Notts launches UK's first 'Military to Police' scheme
The country’s first scheme to provide a direct pathway for military personnel to join the police service has been launched by Nottinghamshire Police with support from the College of Policing.
Currently, there is no specific national pathway for serving members of the Armed Forces to join the police – despite lots of military skills translating well into policing.
Nottinghamshire Police’s pioneering new Military Widening Access Course means serving military personnel will now be supported to transition into an exciting new career in policing.
The force has co-designed an innovative Level 4 qualification in Policing with the University of Derby, accessible to those within the military who are looking to utilise their skills and experiences in the police service.
The 12-week pilot course fast-tracks entrants onto the second year of the Police Constable Degree Apprenticeship, which involves on and off-the-job learning in partnership with the University of Derby and the Ministry of Defence.
Having joined the police, the new recruits will then complete a two-year probationary period to be confirmed in post as a police officer and achieve a degree.
Superintendent Louise Clarke said: “We recognise the skills that are transferable from the military. They are problem-solving skills, communication skills, conflict resolution and they’ve had some worldwide experience – all of those things we recognise can make a really strong police officer.
“The force is proud to already count a number of former serving members of the Armed Forces and Reservists among its employees, and the skills and experience military personnel bring are highly valued.
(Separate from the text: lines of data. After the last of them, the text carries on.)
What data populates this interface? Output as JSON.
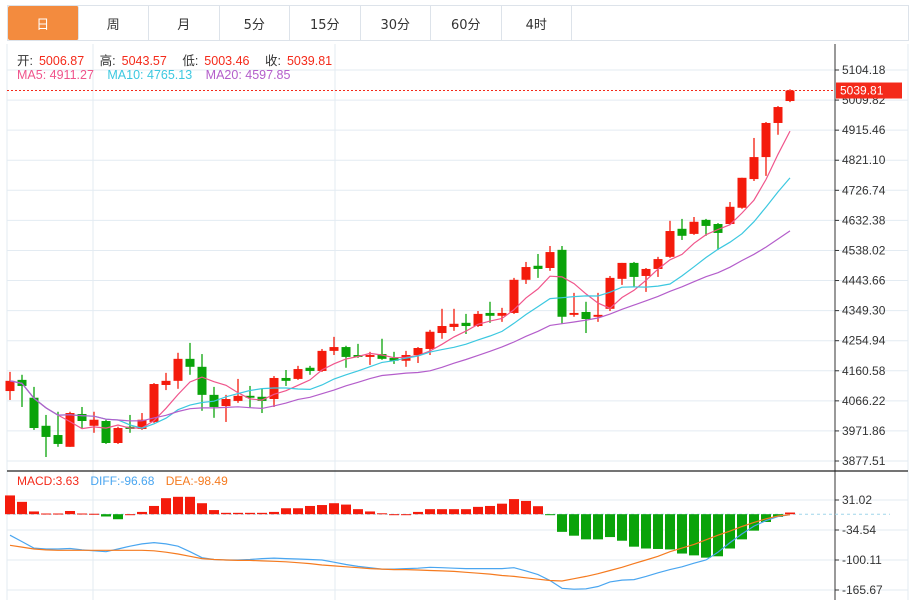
{
  "tabs": [
    {
      "label": "日",
      "active": true
    },
    {
      "label": "周"
    },
    {
      "label": "月"
    },
    {
      "label": "5分"
    },
    {
      "label": "15分"
    },
    {
      "label": "30分"
    },
    {
      "label": "60分"
    },
    {
      "label": "4时"
    }
  ],
  "ohlc_info": {
    "open_label": "开:",
    "open": "5006.87",
    "high_label": "高:",
    "high": "5043.57",
    "low_label": "低:",
    "low": "5003.46",
    "close_label": "收:",
    "close": "5039.81"
  },
  "ma_info": {
    "ma5": "MA5: 4911.27",
    "ma10": "MA10: 4765.13",
    "ma20": "MA20: 4597.85"
  },
  "macd_info": {
    "macd": "MACD:3.63",
    "diff": "DIFF:-96.68",
    "dea": "DEA:-98.49"
  },
  "colors": {
    "up": "#f41b0c",
    "down": "#0aa30a",
    "ma5": "#f0558c",
    "ma10": "#3cc8e0",
    "ma20": "#b45ecb",
    "diff": "#4aa6f0",
    "dea": "#f57b20",
    "active_tab": "#f38b3e",
    "grid": "#e3ebf2"
  },
  "chart_data": [
    {
      "type": "candlestick",
      "price_axis_ticks": [
        "5104.18",
        "5009.82",
        "4915.46",
        "4821.10",
        "4726.74",
        "4632.38",
        "4538.02",
        "4443.66",
        "4349.30",
        "4254.94",
        "4160.58",
        "4066.22",
        "3971.86",
        "3877.51"
      ],
      "ylim": [
        3877.51,
        5104.18
      ],
      "current_price": "5039.81",
      "grid": true,
      "moving_averages": [
        "MA5",
        "MA10",
        "MA20"
      ],
      "ohlc": [
        [
          4097,
          4157,
          4069,
          4129
        ],
        [
          4132,
          4148,
          4047,
          4113
        ],
        [
          4076,
          4110,
          3975,
          3981
        ],
        [
          3988,
          4022,
          3890,
          3953
        ],
        [
          3959,
          4032,
          3922,
          3931
        ],
        [
          3922,
          4032,
          3922,
          4028
        ],
        [
          4025,
          4047,
          3978,
          4003
        ],
        [
          3988,
          4032,
          3966,
          4007
        ],
        [
          4003,
          4007,
          3931,
          3934
        ],
        [
          3934,
          3985,
          3931,
          3981
        ],
        [
          3985,
          4022,
          3966,
          3978
        ],
        [
          3978,
          4028,
          3975,
          4007
        ],
        [
          4000,
          4122,
          3997,
          4119
        ],
        [
          4116,
          4154,
          4100,
          4129
        ],
        [
          4129,
          4217,
          4104,
          4198
        ],
        [
          4198,
          4248,
          4148,
          4173
        ],
        [
          4173,
          4213,
          4035,
          4085
        ],
        [
          4085,
          4110,
          4013,
          4047
        ],
        [
          4050,
          4085,
          4000,
          4072
        ],
        [
          4066,
          4135,
          4060,
          4082
        ],
        [
          4082,
          4113,
          4044,
          4076
        ],
        [
          4079,
          4104,
          4028,
          4066
        ],
        [
          4072,
          4144,
          4047,
          4138
        ],
        [
          4138,
          4163,
          4113,
          4129
        ],
        [
          4135,
          4176,
          4132,
          4166
        ],
        [
          4170,
          4176,
          4148,
          4160
        ],
        [
          4160,
          4229,
          4157,
          4223
        ],
        [
          4223,
          4267,
          4210,
          4235
        ],
        [
          4235,
          4239,
          4170,
          4204
        ],
        [
          4210,
          4245,
          4201,
          4204
        ],
        [
          4204,
          4220,
          4179,
          4210
        ],
        [
          4213,
          4261,
          4195,
          4198
        ],
        [
          4201,
          4220,
          4182,
          4192
        ],
        [
          4192,
          4223,
          4173,
          4210
        ],
        [
          4210,
          4235,
          4185,
          4232
        ],
        [
          4229,
          4289,
          4210,
          4283
        ],
        [
          4279,
          4355,
          4261,
          4301
        ],
        [
          4298,
          4355,
          4286,
          4308
        ],
        [
          4311,
          4339,
          4276,
          4301
        ],
        [
          4301,
          4348,
          4298,
          4339
        ],
        [
          4342,
          4377,
          4311,
          4333
        ],
        [
          4333,
          4358,
          4314,
          4342
        ],
        [
          4342,
          4452,
          4339,
          4446
        ],
        [
          4446,
          4502,
          4433,
          4486
        ],
        [
          4490,
          4527,
          4452,
          4480
        ],
        [
          4483,
          4552,
          4474,
          4533
        ],
        [
          4540,
          4552,
          4308,
          4330
        ],
        [
          4336,
          4405,
          4330,
          4342
        ],
        [
          4345,
          4377,
          4279,
          4323
        ],
        [
          4330,
          4405,
          4314,
          4336
        ],
        [
          4355,
          4458,
          4348,
          4452
        ],
        [
          4449,
          4499,
          4430,
          4499
        ],
        [
          4499,
          4502,
          4424,
          4455
        ],
        [
          4458,
          4483,
          4408,
          4480
        ],
        [
          4480,
          4518,
          4455,
          4511
        ],
        [
          4518,
          4631,
          4515,
          4599
        ],
        [
          4606,
          4637,
          4571,
          4584
        ],
        [
          4590,
          4643,
          4587,
          4628
        ],
        [
          4634,
          4637,
          4584,
          4615
        ],
        [
          4621,
          4624,
          4540,
          4593
        ],
        [
          4621,
          4690,
          4618,
          4675
        ],
        [
          4672,
          4766,
          4669,
          4766
        ],
        [
          4762,
          4891,
          4756,
          4831
        ],
        [
          4831,
          4941,
          4772,
          4938
        ],
        [
          4938,
          4991,
          4901,
          4988
        ],
        [
          5006.87,
          5043.57,
          5003.46,
          5039.81
        ]
      ]
    },
    {
      "type": "macd",
      "axis_ticks": [
        "31.02",
        "-34.54",
        "-100.11",
        "-165.67"
      ],
      "ylim": [
        -165.67,
        31.02
      ],
      "histogram": [
        41,
        27,
        6,
        1.5,
        1.5,
        7,
        1.5,
        1,
        -5,
        -11,
        0,
        5,
        18,
        35,
        38,
        38,
        24,
        9,
        3,
        3,
        3,
        3,
        5,
        13,
        13,
        18,
        20,
        24,
        21,
        11,
        6,
        2,
        0,
        0,
        5,
        11,
        11,
        11,
        11,
        16,
        18,
        23,
        33,
        29,
        17.5,
        -1,
        -38.6,
        -47,
        -55,
        -55,
        -50,
        -58,
        -71,
        -75,
        -76,
        -77,
        -86,
        -90,
        -95,
        -92,
        -75,
        -55,
        -36,
        -17,
        -6,
        3.63
      ],
      "diff": [
        -46,
        -60,
        -74,
        -76,
        -76,
        -75,
        -78,
        -80,
        -82,
        -76,
        -70,
        -65,
        -62,
        -65,
        -70,
        -82,
        -95,
        -99,
        -100,
        -100,
        -99,
        -97,
        -96,
        -97,
        -98,
        -99,
        -100,
        -105,
        -110,
        -114,
        -117,
        -120,
        -120,
        -119,
        -118,
        -116,
        -117,
        -118,
        -119,
        -119,
        -119,
        -119,
        -117,
        -124,
        -132,
        -145,
        -162,
        -164,
        -163,
        -158,
        -148,
        -144,
        -143,
        -136,
        -128,
        -121,
        -115,
        -107,
        -100,
        -83,
        -62,
        -43,
        -26,
        -14,
        -5,
        -1
      ],
      "dea": [
        -68,
        -72,
        -76,
        -78,
        -79,
        -79,
        -79,
        -79,
        -79,
        -79,
        -79,
        -79,
        -80,
        -83,
        -87,
        -92,
        -97,
        -99,
        -100,
        -101,
        -101,
        -102,
        -103,
        -104,
        -106,
        -108,
        -111,
        -113,
        -115,
        -117,
        -119,
        -120,
        -121,
        -121,
        -122,
        -123,
        -124,
        -125,
        -127,
        -129,
        -131,
        -134,
        -136,
        -139,
        -142,
        -145,
        -146,
        -141,
        -136,
        -130,
        -123,
        -116,
        -108,
        -100,
        -92,
        -82,
        -74,
        -66,
        -56,
        -46,
        -37,
        -27,
        -18,
        -10,
        -4,
        -1
      ]
    }
  ]
}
“We’ve had lots come through and been really successful at all ranks in our organisation and, therefore, the Armed Forces is a talent magnet we and the service want to tap into.”
Supt Clarke said: “It’s a 12-week programme which members of the Armed Forces can access while still serving in the military but are looking to embark on a new career.
“It starts in January 2023 and after that there will be a short break so they can leave the Armed Forces and resettle into Nottinghamshire, ahead of becoming a police officer in June 2023.
The police and crime commissioner for Nottinghamshire, Caroline Henry, said she was delighted to see the new pathway come to fruition. “We recognise the experience, skills and values that military people can bring to our police force.
“I’ve been around the military for a long time. My husband served 26 years in the RAF and I’ve been involved in military charities for a long time. I’m very familiar with that world and it was clear to me when we started having discussions about launching this new pathway that it was a fantastic idea. We like doing things first in Nottinghamshire and I’m delighted that we’ve done it again.”
Darren Henry, the MP for Broxtowe, which is home to Chilwell Barracks, added: “Following a meeting I organised in January with Government ministers, the chief constable of Nottinghamshire Police force and the police and crime commissioner, I am delighted that Nottinghamshire will be the first place in the UK to introduce a Military to Police scheme. As a veteran myself I know just how many untapped skills are held by this group of men and women.”
Nottinghamshire Police has managed to achieve its national uplift recruitment target a year ahead of schedule. The force reached 2,380 officers by March 2022, meaning officer ranks at the force are now at their highest levels for 11 years.
Chief Constable Craig Guildford said the force will continue to be proactive in attracting the brightest and the best talent, including from the Armed Forces via the new pioneering pathway.
“Whenever we look to recruit new police officers, we look for people who are compassionate, resilient and above all dedicated to making communities safer places to live, work and visit.
“Many of our military personnel have these attributes in abundance and that is why we have launched this innovative new pathway with the help of the College of Policing and the University of Derby.
“We fully recognise that military skills translate very well to policing and would encourage members of the Armed Forces who are coming towards the end of the service to consider joining the police service.
“I can promise them a rewarding career where they will help people at their lowest ebb, protect the vulnerable and help bring criminals to justice.”